--- Task details ---
State, as a bare number, how many lines below contain "text".

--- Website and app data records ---
──────────

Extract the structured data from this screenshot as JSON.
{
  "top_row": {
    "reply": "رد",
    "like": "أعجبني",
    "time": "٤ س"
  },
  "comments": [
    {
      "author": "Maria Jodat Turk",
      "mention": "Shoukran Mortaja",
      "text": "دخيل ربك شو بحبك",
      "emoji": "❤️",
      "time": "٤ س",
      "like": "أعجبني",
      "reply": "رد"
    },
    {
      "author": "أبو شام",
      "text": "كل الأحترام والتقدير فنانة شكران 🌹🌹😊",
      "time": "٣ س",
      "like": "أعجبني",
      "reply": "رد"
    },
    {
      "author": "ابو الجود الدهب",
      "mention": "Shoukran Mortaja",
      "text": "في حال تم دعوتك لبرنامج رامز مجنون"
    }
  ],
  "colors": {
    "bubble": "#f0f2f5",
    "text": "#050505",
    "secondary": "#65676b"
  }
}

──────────

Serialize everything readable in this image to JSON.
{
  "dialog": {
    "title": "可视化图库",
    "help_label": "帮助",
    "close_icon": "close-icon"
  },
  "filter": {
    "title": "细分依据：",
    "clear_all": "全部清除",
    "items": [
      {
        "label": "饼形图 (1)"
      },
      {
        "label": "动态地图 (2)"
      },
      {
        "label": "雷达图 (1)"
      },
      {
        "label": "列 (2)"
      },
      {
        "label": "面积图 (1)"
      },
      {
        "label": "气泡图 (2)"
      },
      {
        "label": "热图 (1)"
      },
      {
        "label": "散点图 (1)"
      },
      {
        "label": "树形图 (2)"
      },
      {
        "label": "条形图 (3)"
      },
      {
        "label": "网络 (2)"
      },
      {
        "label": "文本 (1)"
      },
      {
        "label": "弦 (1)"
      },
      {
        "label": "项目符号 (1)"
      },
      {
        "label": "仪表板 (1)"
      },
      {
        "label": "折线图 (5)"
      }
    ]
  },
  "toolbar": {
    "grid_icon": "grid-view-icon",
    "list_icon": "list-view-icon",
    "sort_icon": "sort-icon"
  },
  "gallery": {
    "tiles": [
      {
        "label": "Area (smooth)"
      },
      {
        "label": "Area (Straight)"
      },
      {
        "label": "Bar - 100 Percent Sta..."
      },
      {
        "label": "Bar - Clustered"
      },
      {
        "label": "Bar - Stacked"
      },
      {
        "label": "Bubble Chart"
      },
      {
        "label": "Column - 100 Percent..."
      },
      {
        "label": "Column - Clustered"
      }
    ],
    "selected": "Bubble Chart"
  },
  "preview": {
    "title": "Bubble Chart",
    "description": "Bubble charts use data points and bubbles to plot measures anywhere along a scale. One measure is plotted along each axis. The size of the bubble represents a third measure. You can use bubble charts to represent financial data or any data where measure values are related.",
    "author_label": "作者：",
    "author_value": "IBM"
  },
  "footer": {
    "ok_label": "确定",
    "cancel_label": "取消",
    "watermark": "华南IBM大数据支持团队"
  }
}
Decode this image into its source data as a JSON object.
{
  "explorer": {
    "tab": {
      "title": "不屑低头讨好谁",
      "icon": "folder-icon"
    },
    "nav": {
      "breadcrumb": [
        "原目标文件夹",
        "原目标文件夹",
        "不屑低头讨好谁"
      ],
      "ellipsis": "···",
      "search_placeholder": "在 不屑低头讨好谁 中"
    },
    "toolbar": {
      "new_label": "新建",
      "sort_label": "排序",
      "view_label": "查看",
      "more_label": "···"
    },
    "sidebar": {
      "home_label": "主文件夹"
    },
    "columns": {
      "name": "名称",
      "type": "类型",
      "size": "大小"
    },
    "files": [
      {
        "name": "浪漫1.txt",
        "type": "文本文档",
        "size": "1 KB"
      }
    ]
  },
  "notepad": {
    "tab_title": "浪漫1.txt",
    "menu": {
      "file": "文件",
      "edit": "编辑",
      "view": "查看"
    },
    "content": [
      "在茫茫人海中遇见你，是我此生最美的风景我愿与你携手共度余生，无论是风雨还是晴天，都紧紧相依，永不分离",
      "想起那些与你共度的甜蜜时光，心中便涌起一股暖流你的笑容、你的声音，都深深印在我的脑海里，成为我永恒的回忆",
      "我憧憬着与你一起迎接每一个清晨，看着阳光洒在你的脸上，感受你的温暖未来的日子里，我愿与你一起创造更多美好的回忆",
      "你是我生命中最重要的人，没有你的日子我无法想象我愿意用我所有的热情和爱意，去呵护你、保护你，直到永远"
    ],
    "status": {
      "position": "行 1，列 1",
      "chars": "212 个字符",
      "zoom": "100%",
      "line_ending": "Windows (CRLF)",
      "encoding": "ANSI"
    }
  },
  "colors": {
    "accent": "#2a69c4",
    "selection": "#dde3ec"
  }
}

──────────

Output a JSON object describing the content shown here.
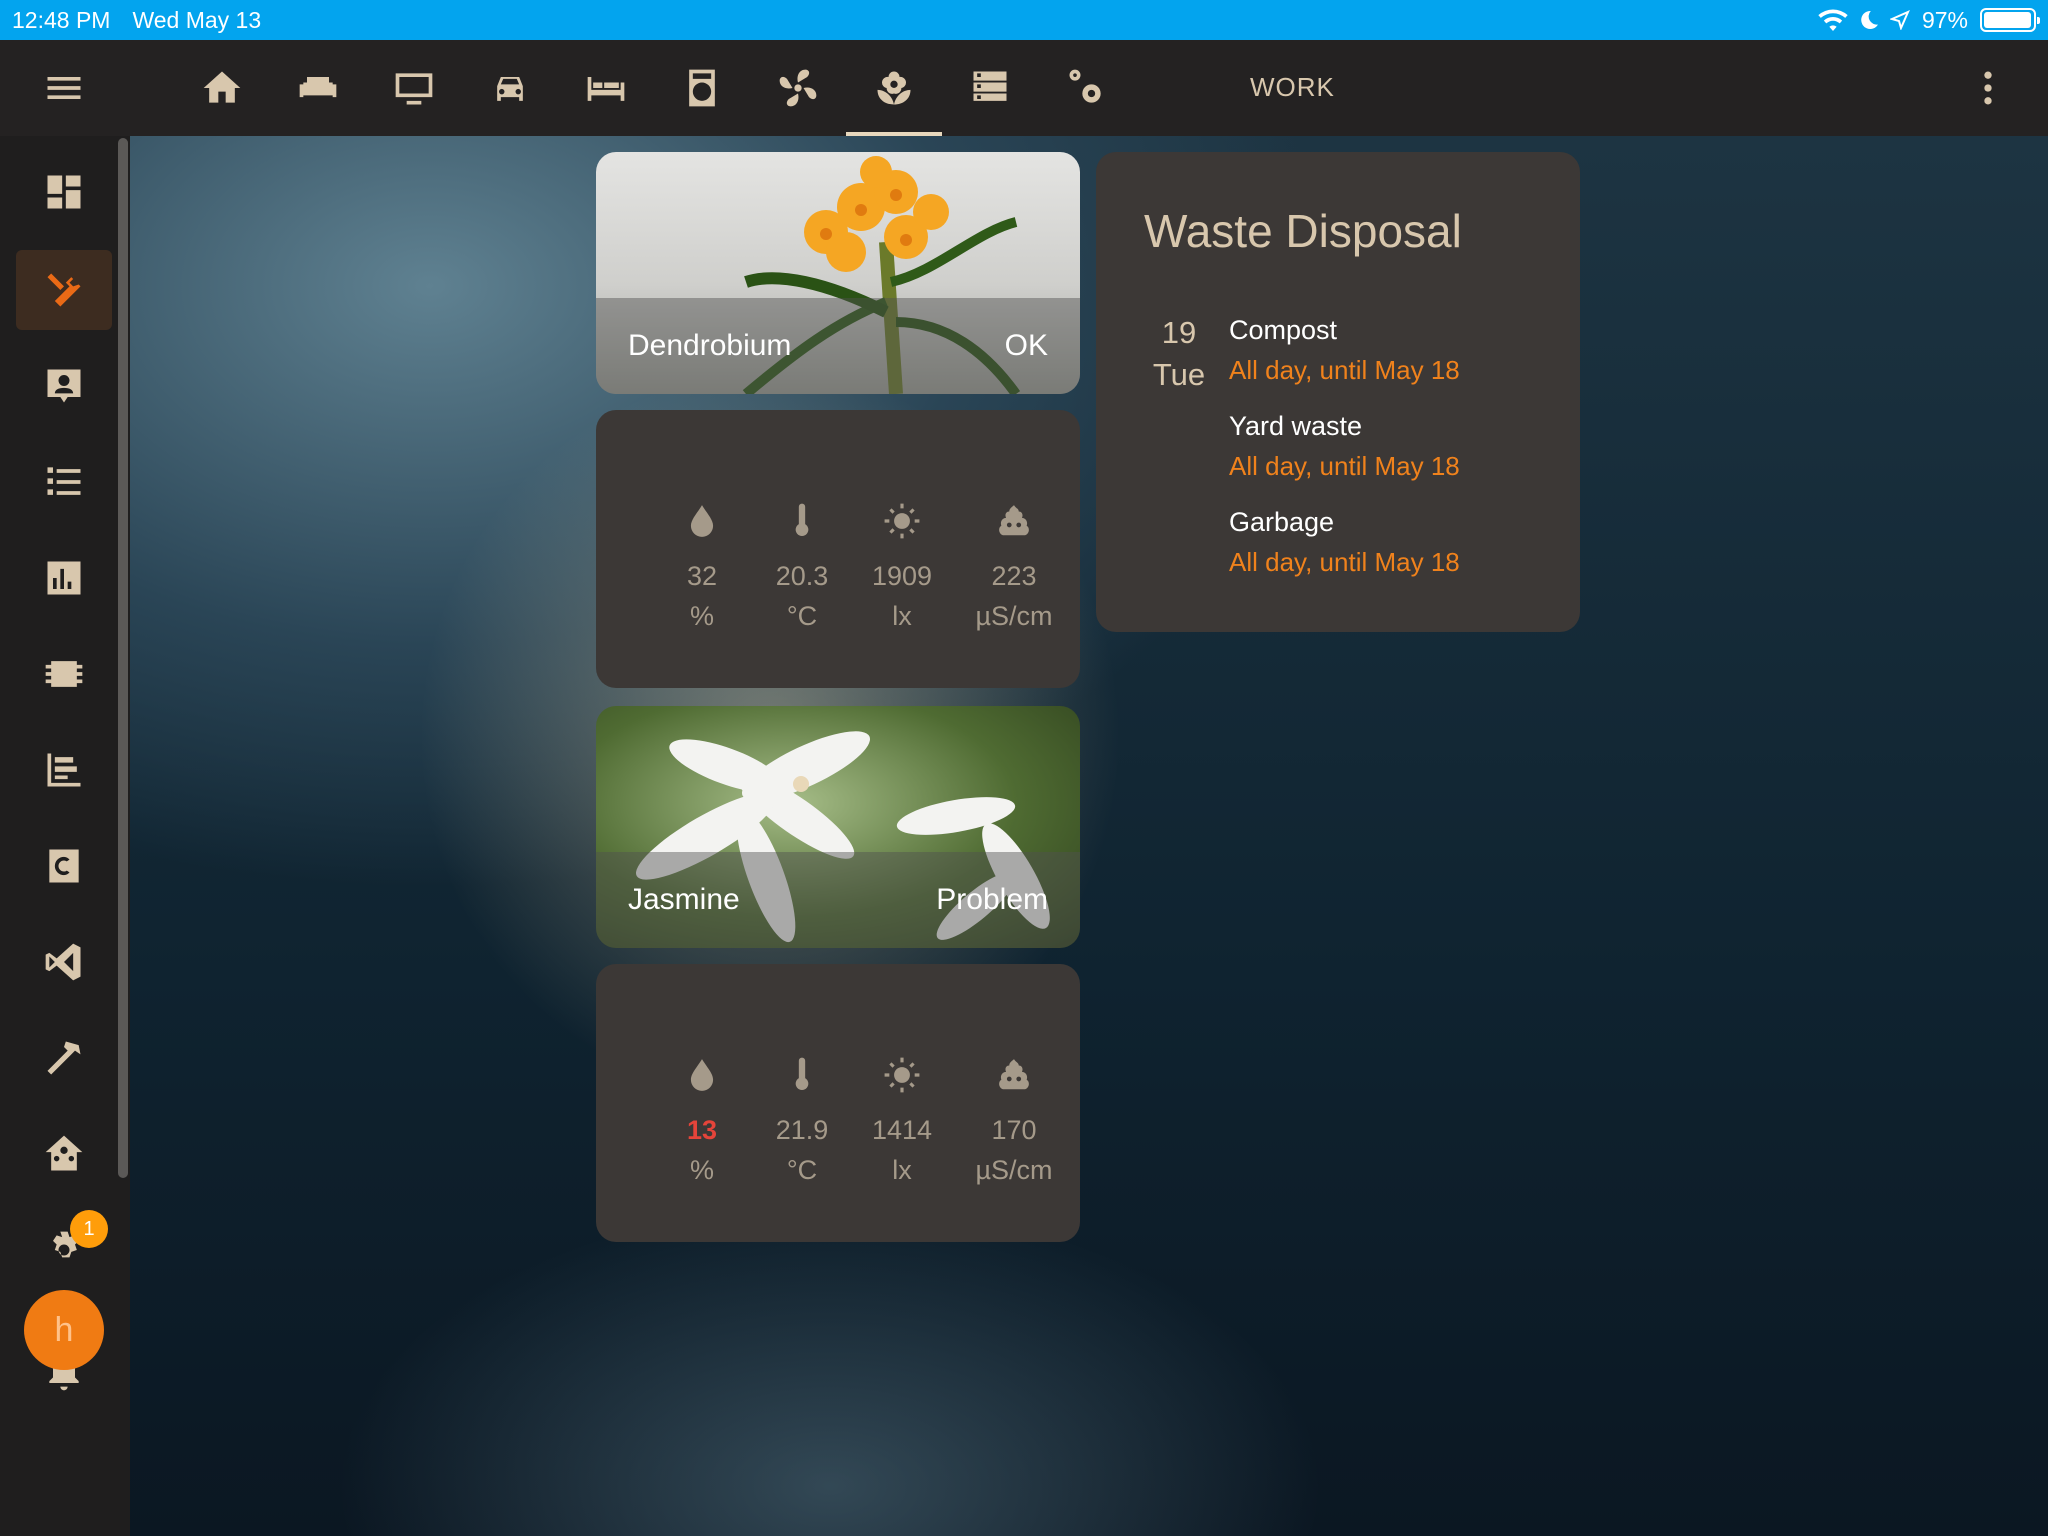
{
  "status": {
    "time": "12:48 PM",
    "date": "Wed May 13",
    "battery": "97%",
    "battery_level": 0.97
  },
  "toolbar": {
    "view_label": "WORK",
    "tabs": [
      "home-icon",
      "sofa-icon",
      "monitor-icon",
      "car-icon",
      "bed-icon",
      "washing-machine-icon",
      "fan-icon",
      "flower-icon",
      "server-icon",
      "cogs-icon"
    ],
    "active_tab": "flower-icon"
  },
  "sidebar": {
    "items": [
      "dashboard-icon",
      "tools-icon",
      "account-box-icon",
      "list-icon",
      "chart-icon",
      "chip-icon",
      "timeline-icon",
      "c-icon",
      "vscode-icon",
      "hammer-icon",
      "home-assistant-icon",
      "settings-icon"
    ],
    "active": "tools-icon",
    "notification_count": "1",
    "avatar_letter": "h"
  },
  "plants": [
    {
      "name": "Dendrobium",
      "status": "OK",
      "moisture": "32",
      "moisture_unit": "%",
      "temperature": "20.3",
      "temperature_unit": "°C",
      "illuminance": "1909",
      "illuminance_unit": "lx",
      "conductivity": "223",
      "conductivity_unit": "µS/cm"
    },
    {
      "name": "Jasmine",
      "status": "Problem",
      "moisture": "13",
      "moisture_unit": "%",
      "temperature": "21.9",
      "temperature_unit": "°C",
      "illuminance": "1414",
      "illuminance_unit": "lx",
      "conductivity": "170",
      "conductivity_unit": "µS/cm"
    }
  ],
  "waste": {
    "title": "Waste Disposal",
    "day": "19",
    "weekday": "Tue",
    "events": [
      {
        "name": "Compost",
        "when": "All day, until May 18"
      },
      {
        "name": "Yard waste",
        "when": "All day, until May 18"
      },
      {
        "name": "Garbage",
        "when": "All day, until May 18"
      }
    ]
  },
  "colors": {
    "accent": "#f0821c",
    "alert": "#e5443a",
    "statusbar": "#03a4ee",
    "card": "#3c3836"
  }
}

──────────

--- Response to the task ---
4